B. Smith
What does an industry in a land of 44 million sheep know about being part of a global horticultural village? New Zealand with a population of 4 million people, is as far from the large European markets as you can go. This paper discusses how a growing media business in a small geographically isolated market must innovate and adopt international standards in order to meet the ever developing expectations of the customer. The challenge is for NZ Peat to develop a business model which enhances its competitive advantage through the adoption of "Best Practices". This involves balancing the technical requirements of the product with the expectations of the customer. There is no shortage of natural raw materials including peat, bark and pumice, however processing technology is required to ensure quality growing media products are produced. Technical specifications are established and production processes invested in, ensuring products are competitively priced. In 2004, NZ Peat completed a study to identify the "Best Practices" in peat harvesting for New Zealand conditions. Adoption of these practices required investment in equipment and new production systems to support the investment. Implementation of these investments and best practices in growing media production is on going. Strategies discussed are a journey for which there should be no end, rather more opportunity.

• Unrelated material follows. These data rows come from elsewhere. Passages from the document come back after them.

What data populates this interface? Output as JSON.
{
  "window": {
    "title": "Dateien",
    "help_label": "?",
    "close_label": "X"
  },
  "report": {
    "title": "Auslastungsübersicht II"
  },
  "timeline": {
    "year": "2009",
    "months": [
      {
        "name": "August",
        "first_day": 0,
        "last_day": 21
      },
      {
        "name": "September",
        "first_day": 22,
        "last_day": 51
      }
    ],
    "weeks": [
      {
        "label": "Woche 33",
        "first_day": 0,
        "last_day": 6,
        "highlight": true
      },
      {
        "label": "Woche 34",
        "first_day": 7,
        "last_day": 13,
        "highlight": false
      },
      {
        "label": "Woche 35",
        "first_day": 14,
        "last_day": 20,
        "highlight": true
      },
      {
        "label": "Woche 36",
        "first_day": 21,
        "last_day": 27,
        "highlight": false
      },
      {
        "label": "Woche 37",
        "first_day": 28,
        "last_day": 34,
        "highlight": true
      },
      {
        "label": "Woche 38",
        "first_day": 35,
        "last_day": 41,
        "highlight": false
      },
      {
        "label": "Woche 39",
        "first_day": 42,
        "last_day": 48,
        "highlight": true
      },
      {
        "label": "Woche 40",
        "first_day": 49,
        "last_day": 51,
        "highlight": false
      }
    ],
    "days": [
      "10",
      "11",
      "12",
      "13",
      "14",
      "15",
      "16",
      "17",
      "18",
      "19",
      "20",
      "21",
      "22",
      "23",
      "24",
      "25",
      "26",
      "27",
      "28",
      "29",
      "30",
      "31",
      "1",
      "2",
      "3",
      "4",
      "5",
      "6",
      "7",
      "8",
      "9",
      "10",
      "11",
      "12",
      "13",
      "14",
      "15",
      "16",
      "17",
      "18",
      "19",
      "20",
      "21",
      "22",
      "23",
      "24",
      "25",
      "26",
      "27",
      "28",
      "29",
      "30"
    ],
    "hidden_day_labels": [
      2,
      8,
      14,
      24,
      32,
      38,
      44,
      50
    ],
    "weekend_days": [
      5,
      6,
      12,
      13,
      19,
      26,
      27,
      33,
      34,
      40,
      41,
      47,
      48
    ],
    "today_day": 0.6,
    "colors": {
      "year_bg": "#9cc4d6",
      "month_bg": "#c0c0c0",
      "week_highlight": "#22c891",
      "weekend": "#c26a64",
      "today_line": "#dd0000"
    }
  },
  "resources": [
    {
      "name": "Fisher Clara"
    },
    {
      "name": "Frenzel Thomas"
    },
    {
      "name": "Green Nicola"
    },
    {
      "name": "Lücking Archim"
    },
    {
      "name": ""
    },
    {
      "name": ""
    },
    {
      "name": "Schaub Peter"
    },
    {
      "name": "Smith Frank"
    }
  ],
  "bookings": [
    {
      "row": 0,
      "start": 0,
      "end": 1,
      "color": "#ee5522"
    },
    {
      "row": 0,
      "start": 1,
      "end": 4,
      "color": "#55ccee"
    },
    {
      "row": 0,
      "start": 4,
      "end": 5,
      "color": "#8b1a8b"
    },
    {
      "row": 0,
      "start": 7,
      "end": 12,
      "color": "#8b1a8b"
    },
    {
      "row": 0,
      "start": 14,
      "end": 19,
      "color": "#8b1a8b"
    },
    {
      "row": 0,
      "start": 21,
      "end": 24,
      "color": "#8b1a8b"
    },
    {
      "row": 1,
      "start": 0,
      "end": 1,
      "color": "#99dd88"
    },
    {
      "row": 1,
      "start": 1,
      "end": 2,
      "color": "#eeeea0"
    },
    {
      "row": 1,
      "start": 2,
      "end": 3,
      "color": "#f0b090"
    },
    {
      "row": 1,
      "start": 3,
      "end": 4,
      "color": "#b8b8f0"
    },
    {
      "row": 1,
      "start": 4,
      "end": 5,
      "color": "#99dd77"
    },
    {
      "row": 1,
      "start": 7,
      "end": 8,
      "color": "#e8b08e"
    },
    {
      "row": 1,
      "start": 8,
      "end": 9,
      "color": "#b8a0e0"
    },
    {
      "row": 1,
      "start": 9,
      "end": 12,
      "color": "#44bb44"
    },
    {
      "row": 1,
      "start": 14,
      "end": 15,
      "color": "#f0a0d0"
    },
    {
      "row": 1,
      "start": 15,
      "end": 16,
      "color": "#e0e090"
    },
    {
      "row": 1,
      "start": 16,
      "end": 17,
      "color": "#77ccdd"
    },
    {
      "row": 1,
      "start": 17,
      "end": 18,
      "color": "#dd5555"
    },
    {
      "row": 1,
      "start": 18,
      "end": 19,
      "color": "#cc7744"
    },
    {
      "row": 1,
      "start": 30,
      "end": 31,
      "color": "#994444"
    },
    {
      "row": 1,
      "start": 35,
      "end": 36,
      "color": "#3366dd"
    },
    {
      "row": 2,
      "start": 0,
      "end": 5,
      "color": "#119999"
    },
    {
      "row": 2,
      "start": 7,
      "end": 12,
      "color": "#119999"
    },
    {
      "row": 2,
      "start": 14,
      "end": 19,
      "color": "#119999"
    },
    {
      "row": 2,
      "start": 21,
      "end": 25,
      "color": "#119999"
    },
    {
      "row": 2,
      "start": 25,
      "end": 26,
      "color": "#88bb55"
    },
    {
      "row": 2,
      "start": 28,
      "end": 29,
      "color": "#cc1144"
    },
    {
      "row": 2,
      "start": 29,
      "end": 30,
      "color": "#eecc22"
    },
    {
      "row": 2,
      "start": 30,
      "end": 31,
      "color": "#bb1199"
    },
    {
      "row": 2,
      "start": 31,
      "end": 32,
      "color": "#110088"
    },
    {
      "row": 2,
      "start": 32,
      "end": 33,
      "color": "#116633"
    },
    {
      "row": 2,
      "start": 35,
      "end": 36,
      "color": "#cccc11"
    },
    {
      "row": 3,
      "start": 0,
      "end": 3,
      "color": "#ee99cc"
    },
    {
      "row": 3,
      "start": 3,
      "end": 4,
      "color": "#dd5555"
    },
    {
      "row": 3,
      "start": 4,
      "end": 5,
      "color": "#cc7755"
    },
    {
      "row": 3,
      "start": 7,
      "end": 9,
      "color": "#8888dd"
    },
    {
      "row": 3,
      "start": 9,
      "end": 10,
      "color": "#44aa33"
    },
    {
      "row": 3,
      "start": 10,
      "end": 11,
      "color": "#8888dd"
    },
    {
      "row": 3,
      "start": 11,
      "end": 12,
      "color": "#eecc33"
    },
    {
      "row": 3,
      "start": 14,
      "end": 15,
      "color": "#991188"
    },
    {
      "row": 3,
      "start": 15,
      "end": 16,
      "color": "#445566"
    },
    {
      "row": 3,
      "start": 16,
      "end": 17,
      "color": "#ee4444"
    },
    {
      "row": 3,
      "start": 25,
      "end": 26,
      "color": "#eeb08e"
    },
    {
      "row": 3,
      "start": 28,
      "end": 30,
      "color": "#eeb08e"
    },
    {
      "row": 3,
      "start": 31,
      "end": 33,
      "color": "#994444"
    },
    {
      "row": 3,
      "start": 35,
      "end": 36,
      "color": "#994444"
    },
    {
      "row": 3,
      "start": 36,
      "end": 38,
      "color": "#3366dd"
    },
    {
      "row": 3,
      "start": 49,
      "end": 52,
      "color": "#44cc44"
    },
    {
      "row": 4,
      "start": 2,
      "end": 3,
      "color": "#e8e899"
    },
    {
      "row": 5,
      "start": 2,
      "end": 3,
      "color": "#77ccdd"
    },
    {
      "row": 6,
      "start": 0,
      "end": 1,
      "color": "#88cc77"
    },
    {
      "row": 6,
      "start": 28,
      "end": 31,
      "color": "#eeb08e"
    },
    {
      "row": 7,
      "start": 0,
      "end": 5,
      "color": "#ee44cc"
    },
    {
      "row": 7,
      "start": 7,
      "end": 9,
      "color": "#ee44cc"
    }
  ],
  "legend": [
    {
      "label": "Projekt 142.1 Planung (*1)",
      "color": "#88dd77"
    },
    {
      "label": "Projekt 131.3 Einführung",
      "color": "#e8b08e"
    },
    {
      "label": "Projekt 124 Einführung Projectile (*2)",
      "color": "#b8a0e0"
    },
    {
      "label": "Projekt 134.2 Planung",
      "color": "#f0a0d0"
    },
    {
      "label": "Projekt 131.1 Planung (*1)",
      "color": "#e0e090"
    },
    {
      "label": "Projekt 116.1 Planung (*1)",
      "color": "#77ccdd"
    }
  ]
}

Smith, B. (2008). THE GROWING MEDIA MARKET IN NEW ZEALAND. Acta Hortic. 779, 179-185
DOI: 10.17660/ActaHortic.2008.779.21
raw materials, best practice, customers, air filled porosity, water holding capacity

Acta Horticulturae